** Opening Excerpted data block **
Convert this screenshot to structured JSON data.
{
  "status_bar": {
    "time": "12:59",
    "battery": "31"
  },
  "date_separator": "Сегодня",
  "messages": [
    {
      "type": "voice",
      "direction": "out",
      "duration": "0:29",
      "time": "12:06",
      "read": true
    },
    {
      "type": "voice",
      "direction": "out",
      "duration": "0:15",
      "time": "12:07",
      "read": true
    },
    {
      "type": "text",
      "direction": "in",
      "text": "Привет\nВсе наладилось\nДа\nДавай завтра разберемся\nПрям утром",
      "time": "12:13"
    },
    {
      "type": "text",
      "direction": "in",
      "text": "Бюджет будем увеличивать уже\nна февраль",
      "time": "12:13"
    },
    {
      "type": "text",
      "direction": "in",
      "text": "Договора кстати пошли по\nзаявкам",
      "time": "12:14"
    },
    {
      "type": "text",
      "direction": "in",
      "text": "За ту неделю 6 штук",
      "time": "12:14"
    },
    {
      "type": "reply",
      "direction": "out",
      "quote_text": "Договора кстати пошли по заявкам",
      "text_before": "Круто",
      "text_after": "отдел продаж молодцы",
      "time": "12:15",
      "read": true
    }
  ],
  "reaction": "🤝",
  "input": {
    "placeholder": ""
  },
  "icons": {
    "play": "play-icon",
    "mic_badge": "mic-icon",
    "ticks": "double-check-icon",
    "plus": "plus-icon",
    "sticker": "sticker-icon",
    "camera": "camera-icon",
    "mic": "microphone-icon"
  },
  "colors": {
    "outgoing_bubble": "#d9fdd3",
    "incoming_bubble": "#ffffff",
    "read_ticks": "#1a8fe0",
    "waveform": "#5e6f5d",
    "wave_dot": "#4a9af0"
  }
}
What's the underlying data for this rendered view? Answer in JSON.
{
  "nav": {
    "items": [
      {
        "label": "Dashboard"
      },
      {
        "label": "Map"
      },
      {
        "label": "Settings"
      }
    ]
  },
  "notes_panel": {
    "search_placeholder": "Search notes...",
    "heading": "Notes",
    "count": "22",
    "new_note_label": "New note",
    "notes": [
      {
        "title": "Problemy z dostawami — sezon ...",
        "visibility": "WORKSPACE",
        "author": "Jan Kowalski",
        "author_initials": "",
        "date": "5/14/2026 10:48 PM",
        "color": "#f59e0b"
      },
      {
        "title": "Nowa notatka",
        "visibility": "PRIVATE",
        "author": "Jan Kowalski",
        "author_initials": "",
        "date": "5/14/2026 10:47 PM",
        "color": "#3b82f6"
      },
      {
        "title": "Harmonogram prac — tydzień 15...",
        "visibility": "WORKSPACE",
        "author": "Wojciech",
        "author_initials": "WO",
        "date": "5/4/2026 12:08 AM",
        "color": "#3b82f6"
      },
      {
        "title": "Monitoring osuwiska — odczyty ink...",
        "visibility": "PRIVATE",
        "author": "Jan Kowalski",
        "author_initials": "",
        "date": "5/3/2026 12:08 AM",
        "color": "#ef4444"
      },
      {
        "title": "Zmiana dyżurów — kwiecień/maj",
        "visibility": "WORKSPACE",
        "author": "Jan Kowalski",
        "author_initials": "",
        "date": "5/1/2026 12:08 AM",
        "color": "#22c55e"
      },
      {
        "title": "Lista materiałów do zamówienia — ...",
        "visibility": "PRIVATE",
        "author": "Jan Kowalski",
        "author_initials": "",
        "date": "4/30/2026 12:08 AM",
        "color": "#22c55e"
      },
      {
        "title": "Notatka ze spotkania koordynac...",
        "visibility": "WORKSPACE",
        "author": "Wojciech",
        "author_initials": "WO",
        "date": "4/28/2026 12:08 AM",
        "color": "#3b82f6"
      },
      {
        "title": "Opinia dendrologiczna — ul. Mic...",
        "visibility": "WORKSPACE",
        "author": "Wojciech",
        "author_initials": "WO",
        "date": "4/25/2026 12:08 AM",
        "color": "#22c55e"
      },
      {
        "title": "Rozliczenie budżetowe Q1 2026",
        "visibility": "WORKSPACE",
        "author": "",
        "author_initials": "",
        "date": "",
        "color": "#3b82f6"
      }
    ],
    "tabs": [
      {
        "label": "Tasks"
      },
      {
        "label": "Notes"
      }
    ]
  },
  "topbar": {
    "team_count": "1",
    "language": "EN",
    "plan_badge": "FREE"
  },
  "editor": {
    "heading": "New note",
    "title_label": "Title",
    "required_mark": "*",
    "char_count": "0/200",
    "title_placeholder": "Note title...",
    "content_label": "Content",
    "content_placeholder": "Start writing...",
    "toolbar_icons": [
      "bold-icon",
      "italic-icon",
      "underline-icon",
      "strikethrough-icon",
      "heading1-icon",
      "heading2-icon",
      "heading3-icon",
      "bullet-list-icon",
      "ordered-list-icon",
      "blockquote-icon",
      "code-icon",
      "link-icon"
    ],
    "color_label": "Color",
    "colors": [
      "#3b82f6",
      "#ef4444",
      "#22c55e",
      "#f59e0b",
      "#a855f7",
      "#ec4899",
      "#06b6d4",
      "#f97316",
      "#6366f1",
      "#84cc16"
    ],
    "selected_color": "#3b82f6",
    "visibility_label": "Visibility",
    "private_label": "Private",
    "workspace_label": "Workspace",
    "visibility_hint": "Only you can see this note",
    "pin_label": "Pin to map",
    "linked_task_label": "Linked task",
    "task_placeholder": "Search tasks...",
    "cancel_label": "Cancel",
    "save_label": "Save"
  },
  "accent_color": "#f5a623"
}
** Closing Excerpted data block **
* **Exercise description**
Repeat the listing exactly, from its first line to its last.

* **Response below**
Convert this screenshot to structured JSON data.
{
  "status_bar": {
    "time": "12:59",
    "battery": "31"
  },
  "date_separator": "Сегодня",
  "messages": [
    {
      "type": "voice",
      "direction": "out",
      "duration": "0:29",
      "time": "12:06",
      "read": true
    },
    {
      "type": "voice",
      "direction": "out",
      "duration": "0:15",
      "time": "12:07",
      "read": true
    },
    {
      "type": "text",
      "direction": "in",
      "text": "Привет\nВсе наладилось\nДа\nДавай завтра разберемся\nПрям утром",
      "time": "12:13"
    },
    {
      "type": "text",
      "direction": "in",
      "text": "Бюджет будем увеличивать уже\nна февраль",
      "time": "12:13"
    },
    {
      "type": "text",
      "direction": "in",
      "text": "Договора кстати пошли по\nзаявкам",
      "time": "12:14"
    },
    {
      "type": "text",
      "direction": "in",
      "text": "За ту неделю 6 штук",
      "time": "12:14"
    },
    {
      "type": "reply",
      "direction": "out",
      "quote_text": "Договора кстати пошли по заявкам",
      "text_before": "Круто",
      "text_after": "отдел продаж молодцы",
      "time": "12:15",
      "read": true
    }
  ],
  "reaction": "🤝",
  "input": {
    "placeholder": ""
  },
  "icons": {
    "play": "play-icon",
    "mic_badge": "mic-icon",
    "ticks": "double-check-icon",
    "plus": "plus-icon",
    "sticker": "sticker-icon",
    "camera": "camera-icon",
    "mic": "microphone-icon"
  },
  "colors": {
    "outgoing_bubble": "#d9fdd3",
    "incoming_bubble": "#ffffff",
    "read_ticks": "#1a8fe0",
    "waveform": "#5e6f5d",
    "wave_dot": "#4a9af0"
  }
}
What's the underlying data for this rendered view? Answer in JSON.
{
  "nav": {
    "items": [
      {
        "label": "Dashboard"
      },
      {
        "label": "Map"
      },
      {
        "label": "Settings"
      }
    ]
  },
  "notes_panel": {
    "search_placeholder": "Search notes...",
    "heading": "Notes",
    "count": "22",
    "new_note_label": "New note",
    "notes": [
      {
        "title": "Problemy z dostawami — sezon ...",
        "visibility": "WORKSPACE",
        "author": "Jan Kowalski",
        "author_initials": "",
        "date": "5/14/2026 10:48 PM",
        "color": "#f59e0b"
      },
      {
        "title": "Nowa notatka",
        "visibility": "PRIVATE",
        "author": "Jan Kowalski",
        "author_initials": "",
        "date": "5/14/2026 10:47 PM",
        "color": "#3b82f6"
      },
      {
        "title": "Harmonogram prac — tydzień 15...",
        "visibility": "WORKSPACE",
        "author": "Wojciech",
        "author_initials": "WO",
        "date": "5/4/2026 12:08 AM",
        "color": "#3b82f6"
      },
      {
        "title": "Monitoring osuwiska — odczyty ink...",
        "visibility": "PRIVATE",
        "author": "Jan Kowalski",
        "author_initials": "",
        "date": "5/3/2026 12:08 AM",
        "color": "#ef4444"
      },
      {
        "title": "Zmiana dyżurów — kwiecień/maj",
        "visibility": "WORKSPACE",
        "author": "Jan Kowalski",
        "author_initials": "",
        "date": "5/1/2026 12:08 AM",
        "color": "#22c55e"
      },
      {
        "title": "Lista materiałów do zamówienia — ...",
        "visibility": "PRIVATE",
        "author": "Jan Kowalski",
        "author_initials": "",
        "date": "4/30/2026 12:08 AM",
        "color": "#22c55e"
      },
      {
        "title": "Notatka ze spotkania koordynac...",
        "visibility": "WORKSPACE",
        "author": "Wojciech",
        "author_initials": "WO",
        "date": "4/28/2026 12:08 AM",
        "color": "#3b82f6"
      },
      {
        "title": "Opinia dendrologiczna — ul. Mic...",
        "visibility": "WORKSPACE",
        "author": "Wojciech",
        "author_initials": "WO",
        "date": "4/25/2026 12:08 AM",
        "color": "#22c55e"
      },
      {
        "title": "Rozliczenie budżetowe Q1 2026",
        "visibility": "WORKSPACE",
        "author": "",
        "author_initials": "",
        "date": "",
        "color": "#3b82f6"
      }
    ],
    "tabs": [
      {
        "label": "Tasks"
      },
      {
        "label": "Notes"
      }
    ]
  },
  "topbar": {
    "team_count": "1",
    "language": "EN",
    "plan_badge": "FREE"
  },
  "editor": {
    "heading": "New note",
    "title_label": "Title",
    "required_mark": "*",
    "char_count": "0/200",
    "title_placeholder": "Note title...",
    "content_label": "Content",
    "content_placeholder": "Start writing...",
    "toolbar_icons": [
      "bold-icon",
      "italic-icon",
      "underline-icon",
      "strikethrough-icon",
      "heading1-icon",
      "heading2-icon",
      "heading3-icon",
      "bullet-list-icon",
      "ordered-list-icon",
      "blockquote-icon",
      "code-icon",
      "link-icon"
    ],
    "color_label": "Color",
    "colors": [
      "#3b82f6",
      "#ef4444",
      "#22c55e",
      "#f59e0b",
      "#a855f7",
      "#ec4899",
      "#06b6d4",
      "#f97316",
      "#6366f1",
      "#84cc16"
    ],
    "selected_color": "#3b82f6",
    "visibility_label": "Visibility",
    "private_label": "Private",
    "workspace_label": "Workspace",
    "visibility_hint": "Only you can see this note",
    "pin_label": "Pin to map",
    "linked_task_label": "Linked task",
    "task_placeholder": "Search tasks...",
    "cancel_label": "Cancel",
    "save_label": "Save"
  },
  "accent_color": "#f5a623"
}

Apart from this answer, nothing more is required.